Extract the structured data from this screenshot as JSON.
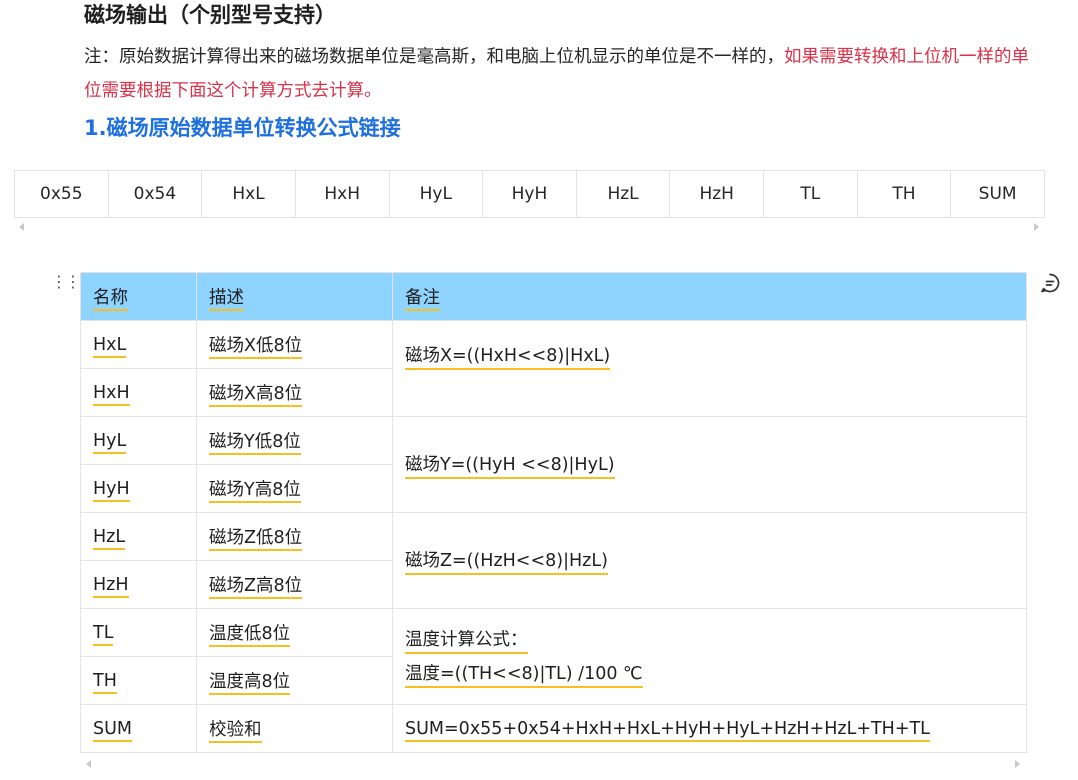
{
  "heading": "磁场输出（个别型号支持）",
  "note": {
    "text": "注：原始数据计算得出来的磁场数据单位是毫高斯，和电脑上位机显示的单位是不一样的，",
    "highlight": "如果需要转换和上位机一样的单位需要根据下面这个计算方式去计算。"
  },
  "subheading": "1.磁场原始数据单位转换公式链接",
  "packet": [
    "0x55",
    "0x54",
    "HxL",
    "HxH",
    "HyL",
    "HyH",
    "HzL",
    "HzH",
    "TL",
    "TH",
    "SUM"
  ],
  "table": {
    "headers": [
      "名称",
      "描述",
      "备注"
    ],
    "rows": [
      {
        "name": "HxL",
        "desc": "磁场X低8位"
      },
      {
        "name": "HxH",
        "desc": "磁场X高8位"
      },
      {
        "name": "HyL",
        "desc": "磁场Y低8位"
      },
      {
        "name": "HyH",
        "desc": "磁场Y高8位"
      },
      {
        "name": "HzL",
        "desc": "磁场Z低8位"
      },
      {
        "name": "HzH",
        "desc": "磁场Z高8位"
      },
      {
        "name": "TL",
        "desc": "温度低8位"
      },
      {
        "name": "TH",
        "desc": "温度高8位"
      },
      {
        "name": "SUM",
        "desc": "校验和"
      }
    ],
    "remarks": {
      "x": "磁场X=((HxH<<8)|HxL)",
      "y": "磁场Y=((HyH <<8)|HyL)",
      "z": "磁场Z=((HzH<<8)|HzL)",
      "temp_title": "温度计算公式：",
      "temp_formula": "温度=((TH<<8)|TL) /100 ℃",
      "sum": "SUM=0x55+0x54+HxH+HxL+HyH+HyL+HzH+HzL+TH+TL"
    }
  },
  "icons": {
    "drag": "drag-handle-icon",
    "comment": "comment-icon"
  },
  "colors": {
    "header_bg": "#8fd3ff",
    "link": "#1e6fe0",
    "highlight": "#d9324a",
    "underline": "#f6c024"
  }
}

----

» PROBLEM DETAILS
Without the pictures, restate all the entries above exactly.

» RESPONSE AREA
Extract the structured data from this screenshot as JSON.
{
  "heading": "磁场输出（个别型号支持）",
  "note": {
    "text": "注：原始数据计算得出来的磁场数据单位是毫高斯，和电脑上位机显示的单位是不一样的，",
    "highlight": "如果需要转换和上位机一样的单位需要根据下面这个计算方式去计算。"
  },
  "subheading": "1.磁场原始数据单位转换公式链接",
  "packet": [
    "0x55",
    "0x54",
    "HxL",
    "HxH",
    "HyL",
    "HyH",
    "HzL",
    "HzH",
    "TL",
    "TH",
    "SUM"
  ],
  "table": {
    "headers": [
      "名称",
      "描述",
      "备注"
    ],
    "rows": [
      {
        "name": "HxL",
        "desc": "磁场X低8位"
      },
      {
        "name": "HxH",
        "desc": "磁场X高8位"
      },
      {
        "name": "HyL",
        "desc": "磁场Y低8位"
      },
      {
        "name": "HyH",
        "desc": "磁场Y高8位"
      },
      {
        "name": "HzL",
        "desc": "磁场Z低8位"
      },
      {
        "name": "HzH",
        "desc": "磁场Z高8位"
      },
      {
        "name": "TL",
        "desc": "温度低8位"
      },
      {
        "name": "TH",
        "desc": "温度高8位"
      },
      {
        "name": "SUM",
        "desc": "校验和"
      }
    ],
    "remarks": {
      "x": "磁场X=((HxH<<8)|HxL)",
      "y": "磁场Y=((HyH <<8)|HyL)",
      "z": "磁场Z=((HzH<<8)|HzL)",
      "temp_title": "温度计算公式：",
      "temp_formula": "温度=((TH<<8)|TL) /100 ℃",
      "sum": "SUM=0x55+0x54+HxH+HxL+HyH+HyL+HzH+HzL+TH+TL"
    }
  },
  "icons": {
    "drag": "drag-handle-icon",
    "comment": "comment-icon"
  },
  "colors": {
    "header_bg": "#8fd3ff",
    "link": "#1e6fe0",
    "highlight": "#d9324a",
    "underline": "#f6c024"
  }
}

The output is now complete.